-------- Exercise materials --------

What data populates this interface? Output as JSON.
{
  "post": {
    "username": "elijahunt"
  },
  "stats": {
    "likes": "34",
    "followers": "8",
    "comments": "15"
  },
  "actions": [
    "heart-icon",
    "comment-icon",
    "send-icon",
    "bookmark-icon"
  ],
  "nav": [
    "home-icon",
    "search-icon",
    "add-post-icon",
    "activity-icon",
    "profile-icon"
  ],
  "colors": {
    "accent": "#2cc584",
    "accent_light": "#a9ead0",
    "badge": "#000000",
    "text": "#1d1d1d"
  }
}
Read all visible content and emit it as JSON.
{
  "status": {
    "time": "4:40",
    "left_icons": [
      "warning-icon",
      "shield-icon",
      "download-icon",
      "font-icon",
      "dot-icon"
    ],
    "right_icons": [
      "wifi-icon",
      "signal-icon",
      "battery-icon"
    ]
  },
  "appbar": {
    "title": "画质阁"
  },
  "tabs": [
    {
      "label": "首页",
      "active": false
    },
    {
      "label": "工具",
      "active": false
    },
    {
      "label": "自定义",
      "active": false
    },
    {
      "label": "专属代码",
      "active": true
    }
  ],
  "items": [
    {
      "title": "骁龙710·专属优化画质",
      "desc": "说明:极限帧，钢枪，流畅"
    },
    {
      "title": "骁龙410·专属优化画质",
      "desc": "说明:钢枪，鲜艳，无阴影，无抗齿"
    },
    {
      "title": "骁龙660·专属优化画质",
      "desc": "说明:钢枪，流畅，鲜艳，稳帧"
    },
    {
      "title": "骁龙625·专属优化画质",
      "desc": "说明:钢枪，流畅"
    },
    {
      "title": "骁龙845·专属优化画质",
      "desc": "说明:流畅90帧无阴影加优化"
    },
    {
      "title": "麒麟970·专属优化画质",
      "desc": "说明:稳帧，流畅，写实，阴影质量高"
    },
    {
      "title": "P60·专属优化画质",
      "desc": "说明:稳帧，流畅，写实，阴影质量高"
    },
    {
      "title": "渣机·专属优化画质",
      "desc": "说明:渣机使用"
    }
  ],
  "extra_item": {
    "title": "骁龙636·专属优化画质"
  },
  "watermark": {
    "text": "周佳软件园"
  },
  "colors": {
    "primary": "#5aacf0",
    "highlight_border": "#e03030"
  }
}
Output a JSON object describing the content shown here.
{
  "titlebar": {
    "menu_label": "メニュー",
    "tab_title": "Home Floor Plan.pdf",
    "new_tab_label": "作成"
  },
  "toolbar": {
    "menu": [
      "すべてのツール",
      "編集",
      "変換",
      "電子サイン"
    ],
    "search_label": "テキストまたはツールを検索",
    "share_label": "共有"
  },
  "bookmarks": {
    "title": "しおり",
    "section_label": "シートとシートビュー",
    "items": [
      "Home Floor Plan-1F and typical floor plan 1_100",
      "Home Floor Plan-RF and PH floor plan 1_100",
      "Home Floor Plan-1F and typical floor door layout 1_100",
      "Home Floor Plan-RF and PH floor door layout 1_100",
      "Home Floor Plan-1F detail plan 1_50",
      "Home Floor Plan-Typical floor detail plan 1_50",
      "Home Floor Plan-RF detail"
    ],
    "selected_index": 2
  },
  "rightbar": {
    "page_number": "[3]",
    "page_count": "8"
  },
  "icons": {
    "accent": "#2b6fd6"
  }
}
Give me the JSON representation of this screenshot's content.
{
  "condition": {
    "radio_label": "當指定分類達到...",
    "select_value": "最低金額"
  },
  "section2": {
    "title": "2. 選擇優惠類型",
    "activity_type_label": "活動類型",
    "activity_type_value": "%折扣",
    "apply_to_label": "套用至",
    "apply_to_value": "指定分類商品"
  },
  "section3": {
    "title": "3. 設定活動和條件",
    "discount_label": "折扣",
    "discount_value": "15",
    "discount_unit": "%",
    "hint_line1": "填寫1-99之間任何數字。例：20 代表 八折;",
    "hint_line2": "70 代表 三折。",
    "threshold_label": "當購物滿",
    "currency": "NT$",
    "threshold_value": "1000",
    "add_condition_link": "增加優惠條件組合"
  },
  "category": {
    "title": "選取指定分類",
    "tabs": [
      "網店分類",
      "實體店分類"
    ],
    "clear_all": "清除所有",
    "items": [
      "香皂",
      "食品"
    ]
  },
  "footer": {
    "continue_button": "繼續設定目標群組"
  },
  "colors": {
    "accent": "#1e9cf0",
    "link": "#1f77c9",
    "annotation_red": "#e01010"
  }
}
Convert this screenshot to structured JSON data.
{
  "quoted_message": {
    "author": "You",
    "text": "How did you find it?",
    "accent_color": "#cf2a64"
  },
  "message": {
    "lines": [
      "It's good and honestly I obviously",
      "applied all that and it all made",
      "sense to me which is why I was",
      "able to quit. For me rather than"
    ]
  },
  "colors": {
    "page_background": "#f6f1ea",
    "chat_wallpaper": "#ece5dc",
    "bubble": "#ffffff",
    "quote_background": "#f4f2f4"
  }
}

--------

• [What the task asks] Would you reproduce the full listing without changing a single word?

• [Finished exercise]
What data populates this interface? Output as JSON.
{
  "post": {
    "username": "elijahunt"
  },
  "stats": {
    "likes": "34",
    "followers": "8",
    "comments": "15"
  },
  "actions": [
    "heart-icon",
    "comment-icon",
    "send-icon",
    "bookmark-icon"
  ],
  "nav": [
    "home-icon",
    "search-icon",
    "add-post-icon",
    "activity-icon",
    "profile-icon"
  ],
  "colors": {
    "accent": "#2cc584",
    "accent_light": "#a9ead0",
    "badge": "#000000",
    "text": "#1d1d1d"
  }
}
Read all visible content and emit it as JSON.
{
  "status": {
    "time": "4:40",
    "left_icons": [
      "warning-icon",
      "shield-icon",
      "download-icon",
      "font-icon",
      "dot-icon"
    ],
    "right_icons": [
      "wifi-icon",
      "signal-icon",
      "battery-icon"
    ]
  },
  "appbar": {
    "title": "画质阁"
  },
  "tabs": [
    {
      "label": "首页",
      "active": false
    },
    {
      "label": "工具",
      "active": false
    },
    {
      "label": "自定义",
      "active": false
    },
    {
      "label": "专属代码",
      "active": true
    }
  ],
  "items": [
    {
      "title": "骁龙710·专属优化画质",
      "desc": "说明:极限帧，钢枪，流畅"
    },
    {
      "title": "骁龙410·专属优化画质",
      "desc": "说明:钢枪，鲜艳，无阴影，无抗齿"
    },
    {
      "title": "骁龙660·专属优化画质",
      "desc": "说明:钢枪，流畅，鲜艳，稳帧"
    },
    {
      "title": "骁龙625·专属优化画质",
      "desc": "说明:钢枪，流畅"
    },
    {
      "title": "骁龙845·专属优化画质",
      "desc": "说明:流畅90帧无阴影加优化"
    },
    {
      "title": "麒麟970·专属优化画质",
      "desc": "说明:稳帧，流畅，写实，阴影质量高"
    },
    {
      "title": "P60·专属优化画质",
      "desc": "说明:稳帧，流畅，写实，阴影质量高"
    },
    {
      "title": "渣机·专属优化画质",
      "desc": "说明:渣机使用"
    }
  ],
  "extra_item": {
    "title": "骁龙636·专属优化画质"
  },
  "watermark": {
    "text": "周佳软件园"
  },
  "colors": {
    "primary": "#5aacf0",
    "highlight_border": "#e03030"
  }
}
Output a JSON object describing the content shown here.
{
  "titlebar": {
    "menu_label": "メニュー",
    "tab_title": "Home Floor Plan.pdf",
    "new_tab_label": "作成"
  },
  "toolbar": {
    "menu": [
      "すべてのツール",
      "編集",
      "変換",
      "電子サイン"
    ],
    "search_label": "テキストまたはツールを検索",
    "share_label": "共有"
  },
  "bookmarks": {
    "title": "しおり",
    "section_label": "シートとシートビュー",
    "items": [
      "Home Floor Plan-1F and typical floor plan 1_100",
      "Home Floor Plan-RF and PH floor plan 1_100",
      "Home Floor Plan-1F and typical floor door layout 1_100",
      "Home Floor Plan-RF and PH floor door layout 1_100",
      "Home Floor Plan-1F detail plan 1_50",
      "Home Floor Plan-Typical floor detail plan 1_50",
      "Home Floor Plan-RF detail"
    ],
    "selected_index": 2
  },
  "rightbar": {
    "page_number": "[3]",
    "page_count": "8"
  },
  "icons": {
    "accent": "#2b6fd6"
  }
}
Give me the JSON representation of this screenshot's content.
{
  "condition": {
    "radio_label": "當指定分類達到...",
    "select_value": "最低金額"
  },
  "section2": {
    "title": "2. 選擇優惠類型",
    "activity_type_label": "活動類型",
    "activity_type_value": "%折扣",
    "apply_to_label": "套用至",
    "apply_to_value": "指定分類商品"
  },
  "section3": {
    "title": "3. 設定活動和條件",
    "discount_label": "折扣",
    "discount_value": "15",
    "discount_unit": "%",
    "hint_line1": "填寫1-99之間任何數字。例：20 代表 八折;",
    "hint_line2": "70 代表 三折。",
    "threshold_label": "當購物滿",
    "currency": "NT$",
    "threshold_value": "1000",
    "add_condition_link": "增加優惠條件組合"
  },
  "category": {
    "title": "選取指定分類",
    "tabs": [
      "網店分類",
      "實體店分類"
    ],
    "clear_all": "清除所有",
    "items": [
      "香皂",
      "食品"
    ]
  },
  "footer": {
    "continue_button": "繼續設定目標群組"
  },
  "colors": {
    "accent": "#1e9cf0",
    "link": "#1f77c9",
    "annotation_red": "#e01010"
  }
}
Convert this screenshot to structured JSON data.
{
  "quoted_message": {
    "author": "You",
    "text": "How did you find it?",
    "accent_color": "#cf2a64"
  },
  "message": {
    "lines": [
      "It's good and honestly I obviously",
      "applied all that and it all made",
      "sense to me which is why I was",
      "able to quit. For me rather than"
    ]
  },
  "colors": {
    "page_background": "#f6f1ea",
    "chat_wallpaper": "#ece5dc",
    "bubble": "#ffffff",
    "quote_background": "#f4f2f4"
  }
}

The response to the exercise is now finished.